One of the six original “Rosie the Riveters” died last week after spending her life making sure Americans would never forget the trailblazing women who helped boost the country’s military arsenal during World War II.
Phyllis Gould died July 20 from complications of a stroke, her family told CBS News.
She worked at a California shipyard for $0.90 an hour.
“We had equal pay with the men. I was married, a young marriage, and he was a welder and I became a welder and was making the same money he did,” she said during a White House visit in 2014.
She was one of around five million civilian women who worked in factories and shipyards during World War II, which freed men to go fight in the war.
Gould helped establish a museum and make March 21 “National Rosie the Riveter Day.” She wrote hundreds of handwritten letters lobbying for a Congressional Gold Medal for the Riveters. Her efforts paid off. At the time of her death, she was working to design the award, which will be given out next year.
She took that tenacious work ethic home with her too. She built a log cabin with a hammer and nails.

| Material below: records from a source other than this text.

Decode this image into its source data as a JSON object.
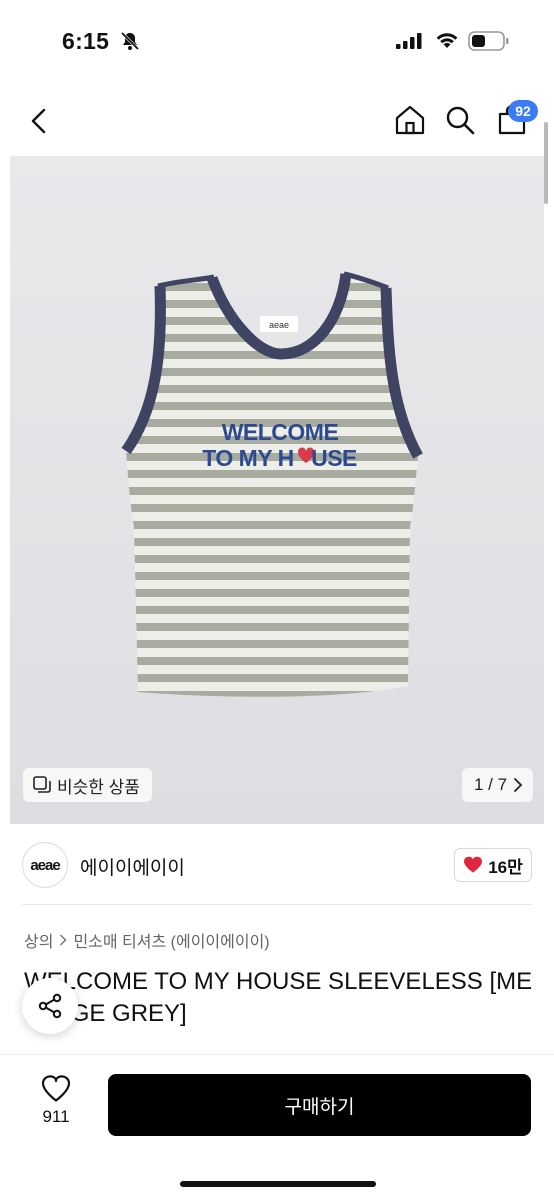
{
  "status_bar": {
    "time": "6:15"
  },
  "header": {
    "cart_count": "92"
  },
  "gallery": {
    "similar_label": "비슷한 상품",
    "counter": "1 / 7",
    "print_line1": "WELCOME",
    "print_line2_a": "TO MY H",
    "print_line2_b": "USE",
    "tag_text": "aeae"
  },
  "brand": {
    "logo_text": "aeae",
    "name": "에이이에이이",
    "like_count": "16만"
  },
  "breadcrumb": {
    "category": "상의",
    "subcategory": "민소매 티셔츠 (에이이에이이)"
  },
  "product": {
    "title": "WELCOME TO MY HOUSE SLEEVELESS [MELANGE GREY]"
  },
  "bottom_bar": {
    "wish_count": "911",
    "buy_label": "구매하기"
  },
  "colors": {
    "accent_blue": "#3b7bf6",
    "heart_red": "#e0263c",
    "navy_trim": "#3e4461",
    "stripe_grey": "#a8ab9f"
  }
}
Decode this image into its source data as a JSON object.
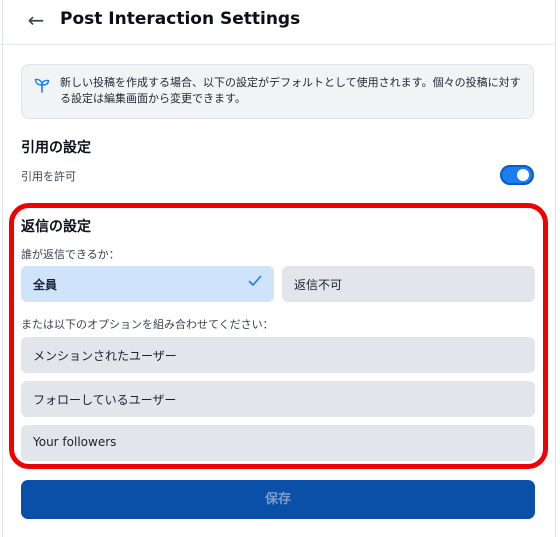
{
  "header": {
    "back_icon": "arrow-left-icon",
    "back_glyph": "←",
    "title": "Post Interaction Settings"
  },
  "info": {
    "icon": "sprout-icon",
    "text": "新しい投稿を作成する場合、以下の設定がデフォルトとして使用されます。個々の投稿に対する設定は編集画面から変更できます。"
  },
  "quote": {
    "title": "引用の設定",
    "allow_label": "引用を許可",
    "allow_enabled": true
  },
  "reply": {
    "title": "返信の設定",
    "who_label": "誰が返信できるか：",
    "options": [
      {
        "label": "全員",
        "selected": true
      },
      {
        "label": "返信不可",
        "selected": false
      }
    ],
    "combine_label": "または以下のオプションを組み合わせてください：",
    "combo_options": [
      {
        "label": "メンションされたユーザー"
      },
      {
        "label": "フォローしているユーザー"
      },
      {
        "label": "Your followers"
      }
    ]
  },
  "save": {
    "label": "保存"
  },
  "colors": {
    "accent": "#1d7ef0",
    "save_button": "#0a4fa8",
    "highlight": "#f00000",
    "selected_option": "#cfe3fb"
  }
}
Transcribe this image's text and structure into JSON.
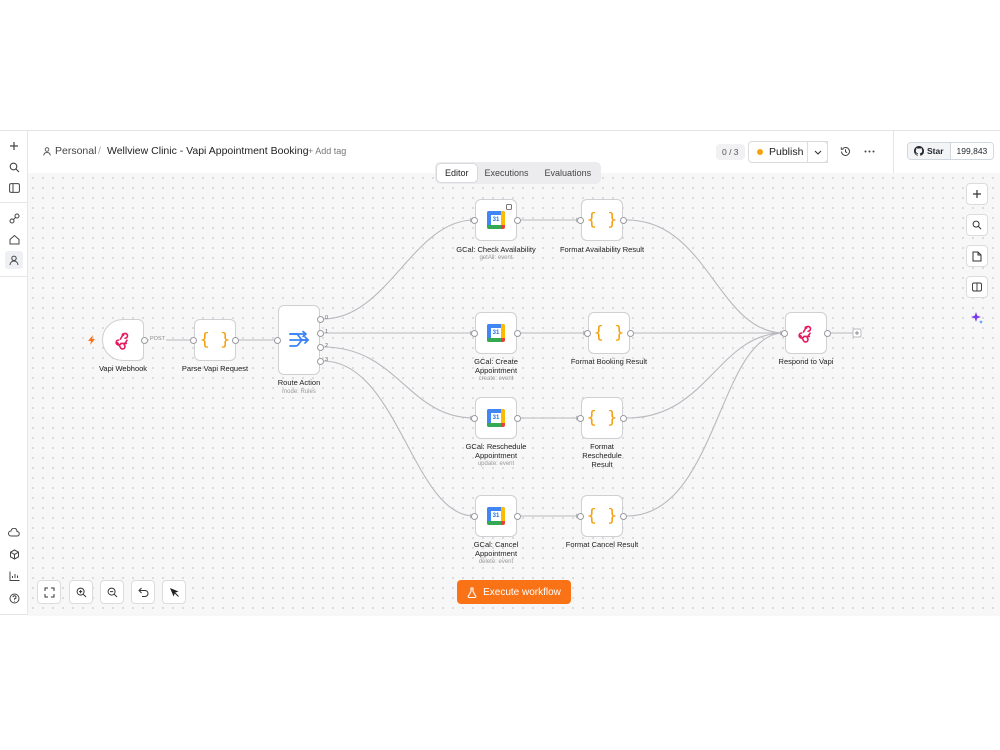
{
  "breadcrumb": {
    "workspace": "Personal",
    "separator": "/"
  },
  "workflow": {
    "title": "Wellview Clinic - Vapi Appointment Booking",
    "add_tag": "+ Add tag"
  },
  "header": {
    "counter": "0 / 3",
    "publish_label": "Publish"
  },
  "github": {
    "star_label": "Star",
    "star_count": "199,843"
  },
  "tabs": [
    {
      "label": "Editor",
      "active": true
    },
    {
      "label": "Executions",
      "active": false
    },
    {
      "label": "Evaluations",
      "active": false
    }
  ],
  "nodes": {
    "vapi_webhook": {
      "label": "Vapi Webhook",
      "icon": "webhook-icon",
      "edge_label": "POST"
    },
    "parse_request": {
      "label": "Parse Vapi Request",
      "icon": "code-braces-icon"
    },
    "route_action": {
      "label": "Route Action",
      "sub": "mode: Rules",
      "icon": "switch-icon",
      "outputs": [
        "0",
        "1",
        "2",
        "3"
      ]
    },
    "gcal_check": {
      "label": "GCal: Check Availability",
      "sub": "getAll: event",
      "icon": "google-calendar-icon"
    },
    "gcal_create": {
      "label": "GCal: Create Appointment",
      "sub": "create: event",
      "icon": "google-calendar-icon"
    },
    "gcal_reschedule": {
      "label": "GCal: Reschedule Appointment",
      "sub": "update: event",
      "icon": "google-calendar-icon"
    },
    "gcal_cancel": {
      "label": "GCal: Cancel Appointment",
      "sub": "delete: event",
      "icon": "google-calendar-icon"
    },
    "format_availability": {
      "label": "Format Availability Result",
      "icon": "code-braces-icon"
    },
    "format_booking": {
      "label": "Format Booking Result",
      "icon": "code-braces-icon"
    },
    "format_reschedule": {
      "label": "Format Reschedule Result",
      "icon": "code-braces-icon"
    },
    "format_cancel": {
      "label": "Format Cancel Result",
      "icon": "code-braces-icon"
    },
    "respond": {
      "label": "Respond to Vapi",
      "icon": "webhook-icon"
    }
  },
  "gcal_day": "31",
  "code_glyph": "{ }",
  "execute_label": "Execute workflow",
  "colors": {
    "accent": "#f97316",
    "publish_dot": "#f5a30b",
    "webhook": "#e5195f",
    "switch": "#3b82f6",
    "code": "#f59e0b"
  }
}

At age 92, she joined fellow Riveters at the White House, a lifelong dream of hers.
She logged a life well-lived in her meticulous journals, writing, “I still have places to go and adventures to live.”
“She wants on her gravestone: ‘Mission Accomplished,'” her sister, Marian Sousa, told the San Francisco Chronicle. “I think she did it all.”
Gould was 99-years-old.